### Extracted material

══════

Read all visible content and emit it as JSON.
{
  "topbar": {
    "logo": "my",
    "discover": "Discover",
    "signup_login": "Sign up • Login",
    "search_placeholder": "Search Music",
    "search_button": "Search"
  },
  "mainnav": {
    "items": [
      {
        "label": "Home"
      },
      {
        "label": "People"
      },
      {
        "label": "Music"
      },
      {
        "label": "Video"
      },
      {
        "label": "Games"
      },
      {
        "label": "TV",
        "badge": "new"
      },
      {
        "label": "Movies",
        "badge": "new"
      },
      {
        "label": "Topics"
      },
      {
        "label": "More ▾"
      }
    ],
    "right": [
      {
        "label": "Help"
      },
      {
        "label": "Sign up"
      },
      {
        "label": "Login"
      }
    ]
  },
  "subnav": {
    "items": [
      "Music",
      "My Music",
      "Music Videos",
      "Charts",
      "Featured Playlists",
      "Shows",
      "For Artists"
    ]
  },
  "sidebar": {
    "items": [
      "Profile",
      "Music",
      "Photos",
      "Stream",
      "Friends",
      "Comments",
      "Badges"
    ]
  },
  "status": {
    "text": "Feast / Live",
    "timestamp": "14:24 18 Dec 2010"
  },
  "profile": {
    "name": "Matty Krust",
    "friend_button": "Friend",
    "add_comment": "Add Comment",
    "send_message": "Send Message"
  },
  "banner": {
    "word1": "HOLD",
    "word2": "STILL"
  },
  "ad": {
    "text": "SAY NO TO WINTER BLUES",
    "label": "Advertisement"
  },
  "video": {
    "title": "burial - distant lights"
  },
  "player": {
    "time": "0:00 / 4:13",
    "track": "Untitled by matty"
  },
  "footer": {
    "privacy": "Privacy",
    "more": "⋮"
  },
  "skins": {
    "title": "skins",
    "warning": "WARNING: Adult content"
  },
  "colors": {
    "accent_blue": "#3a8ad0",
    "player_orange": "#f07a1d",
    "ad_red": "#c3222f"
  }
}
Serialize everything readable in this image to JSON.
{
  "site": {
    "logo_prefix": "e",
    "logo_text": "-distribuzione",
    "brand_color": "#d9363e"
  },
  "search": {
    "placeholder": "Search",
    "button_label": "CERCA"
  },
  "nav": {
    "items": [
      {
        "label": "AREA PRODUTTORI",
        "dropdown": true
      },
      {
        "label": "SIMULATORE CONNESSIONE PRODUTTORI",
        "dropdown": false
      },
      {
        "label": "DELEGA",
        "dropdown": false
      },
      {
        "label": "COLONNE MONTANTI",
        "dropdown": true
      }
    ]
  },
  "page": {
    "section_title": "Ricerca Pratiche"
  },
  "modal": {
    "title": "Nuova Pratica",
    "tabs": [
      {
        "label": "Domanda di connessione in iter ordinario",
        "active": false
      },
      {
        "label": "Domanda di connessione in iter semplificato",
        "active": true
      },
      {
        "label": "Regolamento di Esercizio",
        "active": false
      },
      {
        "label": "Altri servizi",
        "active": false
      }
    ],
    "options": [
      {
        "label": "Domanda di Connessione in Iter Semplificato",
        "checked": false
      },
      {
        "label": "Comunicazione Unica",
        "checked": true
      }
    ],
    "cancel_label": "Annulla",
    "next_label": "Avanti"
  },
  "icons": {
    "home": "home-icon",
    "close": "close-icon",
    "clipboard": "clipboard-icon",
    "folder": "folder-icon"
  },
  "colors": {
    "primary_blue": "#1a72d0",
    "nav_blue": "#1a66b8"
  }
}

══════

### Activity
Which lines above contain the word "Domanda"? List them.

### Result
        "label": "Domanda di connessione in iter ordinario",
        "label": "Domanda di connessione in iter semplificato",
        "label": "Domanda di Connessione in Iter Semplificato",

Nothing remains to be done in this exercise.